On a recent hike in the East Bay hills, a group of 12- and 13-year-olds stopped to contemplate holiness.
As they walked, their group leader encouraged them to reflect on the scenery and what they found beautiful or meaningful about it. “We got to see what we thought was holy, what the others thought was holy and what we all thought was holy in a shared way,” said Sonia Sobel, 13.
The exercise was part of a b’nai mitzvah program Camp Tawonga is offering to campers from the Bay Area. Designed as an alternative form of religious education, the program features a mix of hikes, Shabbat dinners, classes and retreats, culminating in an individualized rite of passage for each child. Sonia, a veteran of three summers at the Jewish summer camp near Yosemite, is part of its inaugural class.
The program was born out of a conversation between Tawonga executive director Jamie Simon and a group of eighth-graders, who spoke candidly about their religious education. “They didn’t want to be told how to be Jewish,” Simon said. “They wanted to be given a lot of information and to create their own Jewish journey.”
As of 2015, nearly 40 percent of Tawonga families were unaffiliated, so Simon set out to create a program that might engage those families and their children with a “buffet” of offerings that could be mixed and matched to create a meaningful education for each child.
Evon Yakar, a rabbi in the Lake Tahoe area, helped design the curriculum. For him, the biggest advantage to the program is autonomy. “The families get to articulate what’s of interest to them — points of connection to Jewish life, experience, learning,” he said. “That’s rich. We’re giving them the keys to their Judaism.”
Yakar worked with Tawonga educators to design the core content of the two-year-long program’s retreats, exploring ways to integrate prayer, learning, Torah discussion and reflection — like that of Sonia’s “holiness” exercise — with more traditional camp activities like capture the flag and talent shows. He also incorporated time outdoors, an important aspect of the Tawonga experience. “I do a lot of guiding, outdoor events, ski days,” Yakar said. “The outdoor setting engages young people in really profound ways, providing a sense of freedom, opportunity and challenge that inspires them.”
They didn’t want to be told how to be Jewish. They wanted to be given a lot of information and to create their own Jewish journey.
That’s certainly the case for 12-year-old Adam Wulkin. After five summers at Tawonga, the Oakland resident said camp helped him feel comfortable in his skin, a place “I can be myself and be weird and do weird things, with no competition, nobody judging.” He embraced the b’nai mitzvah program after years of religious school; its choose-your-own-adventure style suited his desire to glean his own meaning out of Jewish tradition. He found the meetings with his Tawonga-provided adult mentor — usually someone from the Tawonga staff or broader camp community — particularly rewarding. During these meetings, they discussed his Torah portion and what it means to be bar mitzvah.

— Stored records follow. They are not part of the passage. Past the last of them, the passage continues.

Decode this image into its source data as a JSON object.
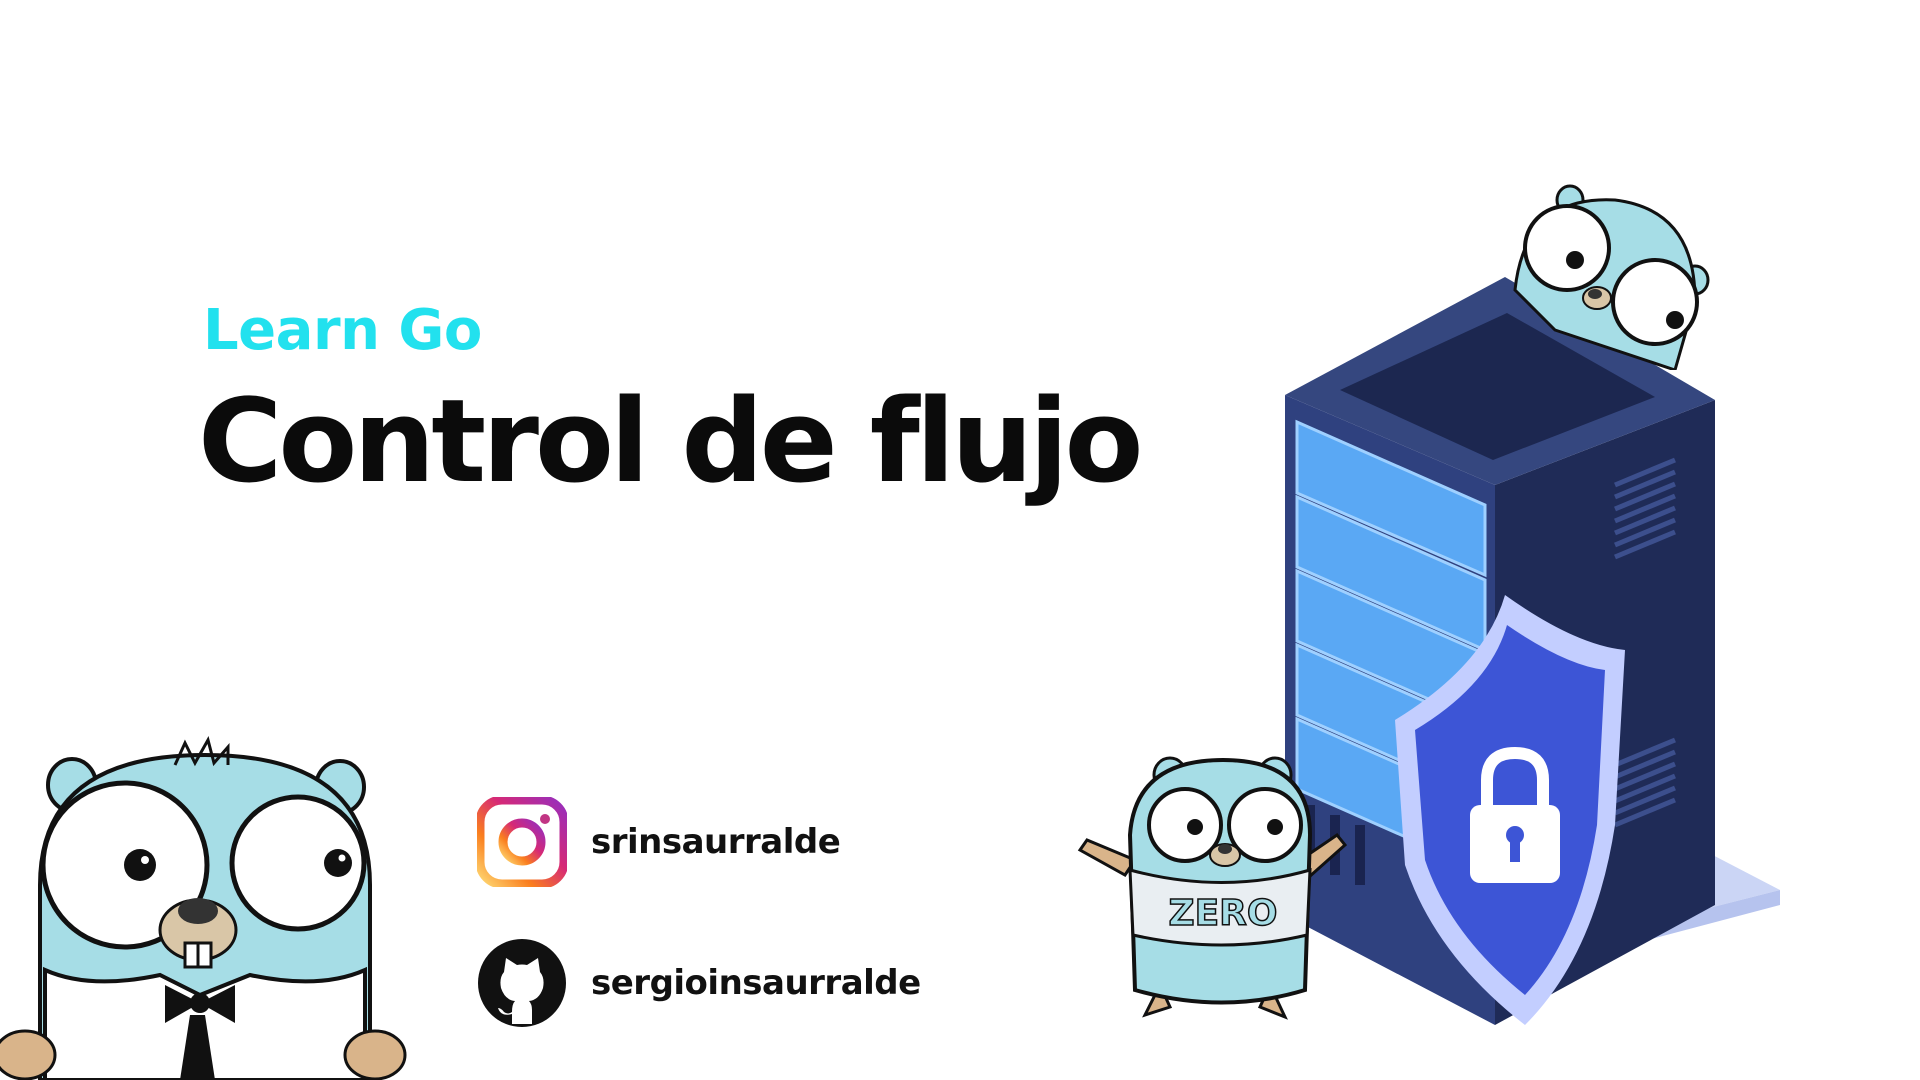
{
  "header": {
    "kicker": "Learn Go",
    "title": "Control de flujo"
  },
  "socials": [
    {
      "icon": "instagram-icon",
      "handle": "srinsaurralde"
    },
    {
      "icon": "github-icon",
      "handle": "sergioinsaurralde"
    }
  ],
  "illustrations": {
    "server": "server-rack-with-shield-lock",
    "mascot_shirt": "ZERO"
  },
  "colors": {
    "accent": "#22e1ee",
    "title": "#0b0b0b",
    "gopher": "#a6dde6",
    "rack": "#2a3a75",
    "drive": "#5aa8f4",
    "shield": "#3d55d6"
  }
}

Adam worked with program staff and his family to design his bar mitzvah. “The tunes, different melodies, which prayers we connected to — it was a group decision from the beginning,” his mother, Stefani Wulkin, said. On June 3, Adam will lead an outdoor service at the Mills College Student Union, followed by a picnic lunch, all suited to his preferences. That includes a service that’s especially inclusive: Adam has opted not to use a stage or podium preferring to lead from among his family and friends.
As Adam sees it, the bar mitzvah process involves “giving back to my parents and everyone else … acknowledging them and that they all helped me. I’m doing this to show my ancestors and my teachers that I tried.”
Sonia, on the other hand, will stand on a stage at May 27 bat mitzvah in Berkeley Botanical Garden’s Redwood Grove, near her Oakland home. Her service will be song-heavy, including campfire classics that aren’t directly related to Judaism; she’s also thinking of writing a skit to explain her Torah portion, relishing the freedom to express herself as she wishes. “I like being different than everyone else; that’s just my personality,” she said, noting that her group of friends at school have dubbed themselves “Weirdos of the World.”
For the parents, watching their children prepare has been a powerful, if sometimes stressful, experience. But it influenced Elena Sobel, Sonia’s mother, in another way. She was raised without religion in the former Soviet Union, and was at first skeptical of the idea of a bat mitzvah — but the Tawonga program changed her mind.
“I think the whole experience of [Sonia] talking in front of other people, explaining her part of Torah, taking responsibility for what she’s saying — it’s teaching her a lot and making her more confident,” she said, adding that such confidence is important for a girl Sonia’s age. “So now I’m seeing the bat mitzvah in a different light.”